Product Manufacturer: SanDisk
Price: $99 with slotMusic card
- very simple; no PC needed.
- compact, sturdy design.
- FM radio.
- drag-and-drop loading from PCs.
- good battery life.
- counter-intuitive controls; can't skip back.
- limited format support.
- microSD cards are easily lost.
- slotMusic library too focused on pop music.
The notion of an ultra-simple music player has been around for some time, but most of these designs have, for the most part, kept made certain assumptions about how digital music must be played: that it has to come from a computer, that the user must have exact control over when songs play. SanDisk has taken a bet that there's a crowd which is looking for an experience more like their favorite FM station; we hope to find out whether that's a wise guess or an attempt to preserve a dying format.
design and the concept of slotMusic

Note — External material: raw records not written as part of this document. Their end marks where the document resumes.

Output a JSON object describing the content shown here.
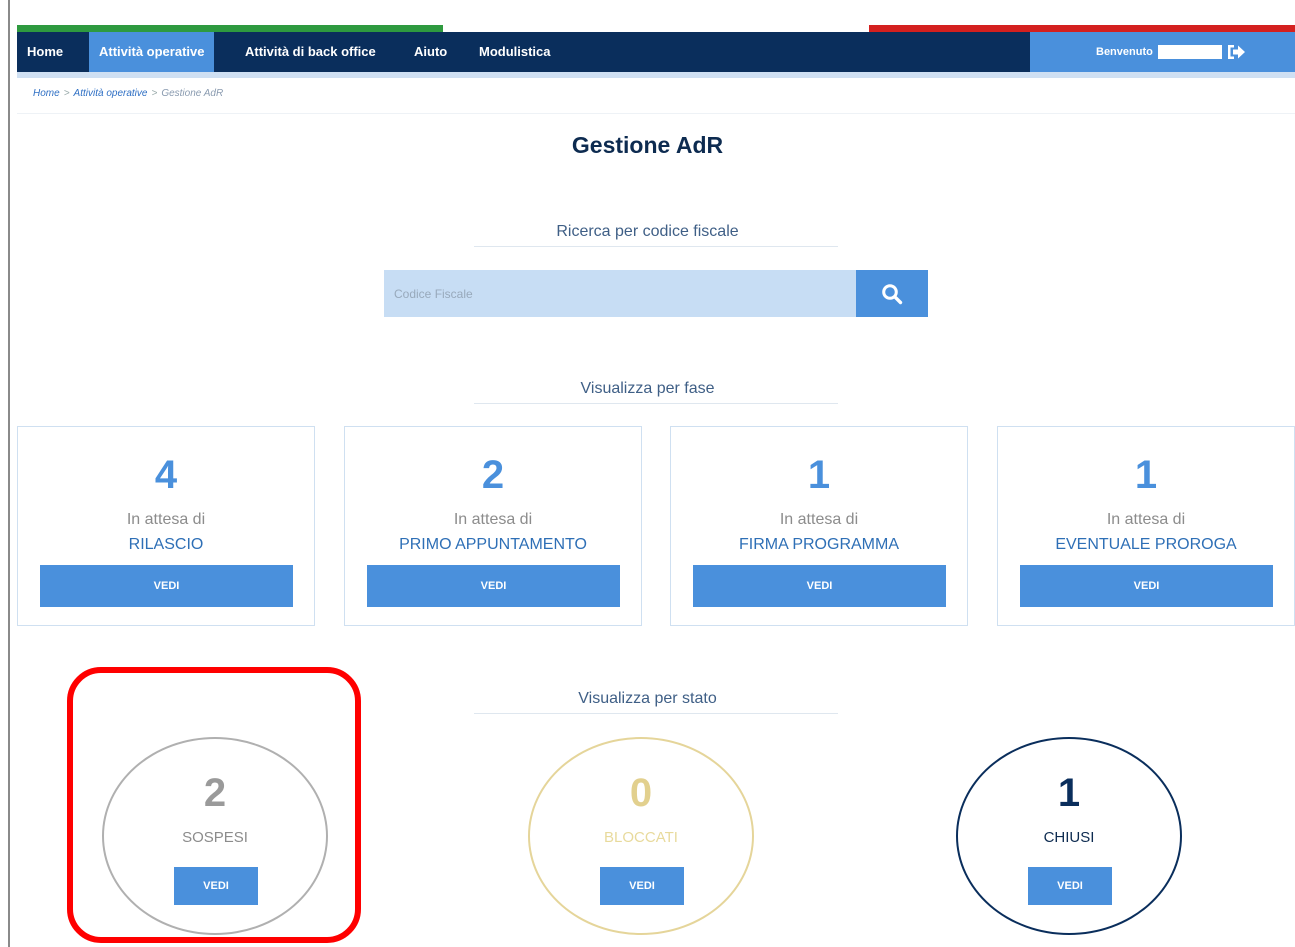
{
  "colors": {
    "flag": [
      "#2e9a3f",
      "#ffffff",
      "#d4201f"
    ],
    "nav_bg": "#0a2e5c",
    "accent": "#4a90dc",
    "highlight": "#ff0000"
  },
  "nav": {
    "items": [
      {
        "label": "Home",
        "active": false
      },
      {
        "label": "Attività operative",
        "active": true
      },
      {
        "label": "Attività di back office",
        "active": false
      },
      {
        "label": "Aiuto",
        "active": false
      },
      {
        "label": "Modulistica",
        "active": false
      }
    ],
    "welcome_label": "Benvenuto"
  },
  "breadcrumb": {
    "home": "Home",
    "section": "Attività operative",
    "current": "Gestione AdR",
    "separator": ">"
  },
  "page_title": "Gestione AdR",
  "search": {
    "title": "Ricerca per codice fiscale",
    "placeholder": "Codice Fiscale",
    "value": "",
    "icon": "search-icon"
  },
  "phases": {
    "title": "Visualizza per fase",
    "cards": [
      {
        "count": "4",
        "label": "In attesa di",
        "name": "RILASCIO",
        "button": "VEDI"
      },
      {
        "count": "2",
        "label": "In attesa di",
        "name": "PRIMO APPUNTAMENTO",
        "button": "VEDI"
      },
      {
        "count": "1",
        "label": "In attesa di",
        "name": "FIRMA PROGRAMMA",
        "button": "VEDI"
      },
      {
        "count": "1",
        "label": "In attesa di",
        "name": "EVENTUALE PROROGA",
        "button": "VEDI"
      }
    ]
  },
  "states": {
    "title": "Visualizza per stato",
    "items": [
      {
        "count": "2",
        "name": "SOSPESI",
        "button": "VEDI",
        "color": "#b0b0b0",
        "count_color": "#9a9a9a",
        "name_color": "#8c8c8c"
      },
      {
        "count": "0",
        "name": "BLOCCATI",
        "button": "VEDI",
        "color": "#e5d59a",
        "count_color": "#e2d08e",
        "name_color": "#e8da9c"
      },
      {
        "count": "1",
        "name": "CHIUSI",
        "button": "VEDI",
        "color": "#0a2e5c",
        "count_color": "#0a2e5c",
        "name_color": "#0d2b50"
      }
    ]
  }
}
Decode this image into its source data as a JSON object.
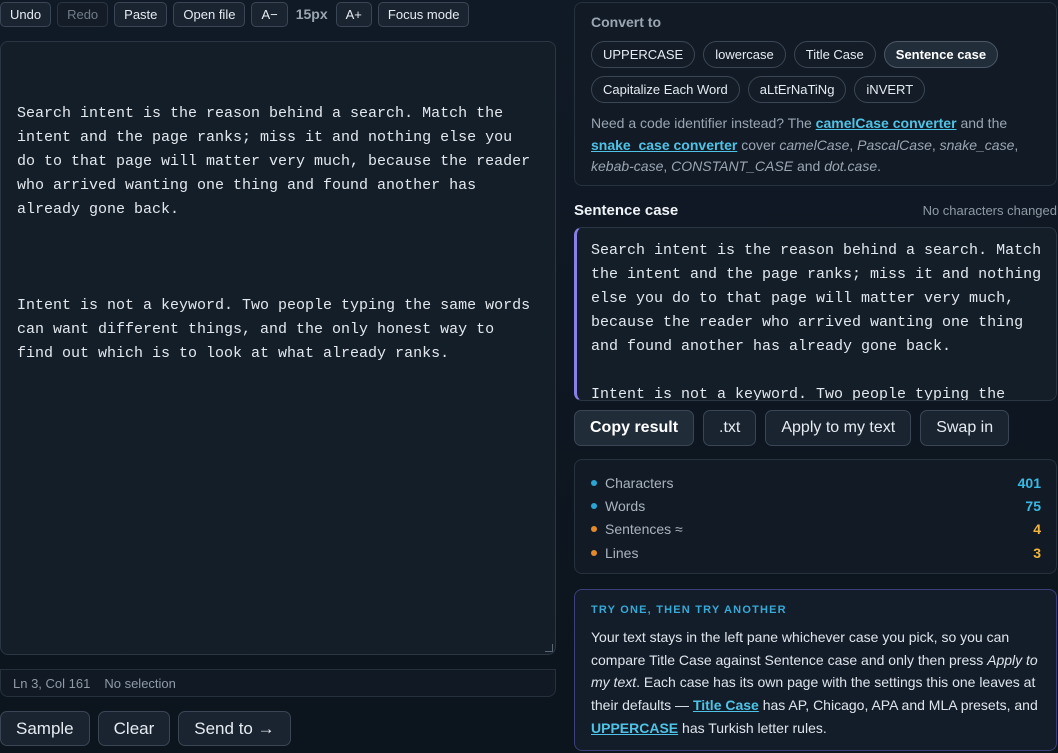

When rolled out in the fall of last year, slotMusic was envisioned as a way of getting the advantages of compressed digital music without having to involve a computer. In the ideal universe created by SanDisk, buyers would purchase microSD cards preloaded with individual albums or playlists' worth of music and simply swap these out whenever they want to listen to different tracks. As such, they don't need much in the way of control or in physical size, and that's what SanDisk delivers.
The slotRadio is really just a multi-playlist, FM-capable version of the slotMusic Player, so its design isn't that much larger than the older model; the new design's main additions are a screen and its namesake FM radio. In many senses, this is a good thing; the rounded, metal shape is compact and surprisingly sturdy given the budget focus. We'd be confident tucking the slotRadio away in a pocket without protection as long as it's not near anything sharp, and a clip built on the back makes it useful for running.
What you see on the new screen is, not surprisingly, relatively simple: it shows the current playlist, song title, and a visualizer. It's no more complex than it needs to be, although the decision to render it monochrome is a curious one likely driven by cost. Given the music-only focus of the player, it's a reasonable trade-off.
Controls on the player itself are simple, but it's here that the slotRadio also quickly manifests its core problem. There are only controls for playing and pausing, volume, and selecting playlists. Notice that there's no mention of skipping forward and backwards through songs. In the name of maintaining the radio concept, SanDisk has oddly decided to omit the ability to move backwards through tracks. Also, the company has made the unusual decision of altering the default behavior of the play/pause button; rather than actually pause right away, it skips to the next track with a single tap. It's not until you actually hold the button that it pauses. And the playlist controls are counter-intuitively placed, persuading you that you they might control tracks until you learn otherwise.
While the concept of wanting to replicate the simplicity of radio is appreciated in theory, in practice it's simply frustrating. If you miss a track for whatever reason, you can't get back to it until you cycle through the entire playlist. It's also a distinct possibility that you'll skip a track by accident by assuming the logical behavior of the playlist button, or switch playlists when you meant to skip tracks. Simply put, screenless devices like Apple's iPod shuffle or Creative's Zen Stone are more intuitive than the slotRadio; even CD players are more logical, as at least these have back buttons.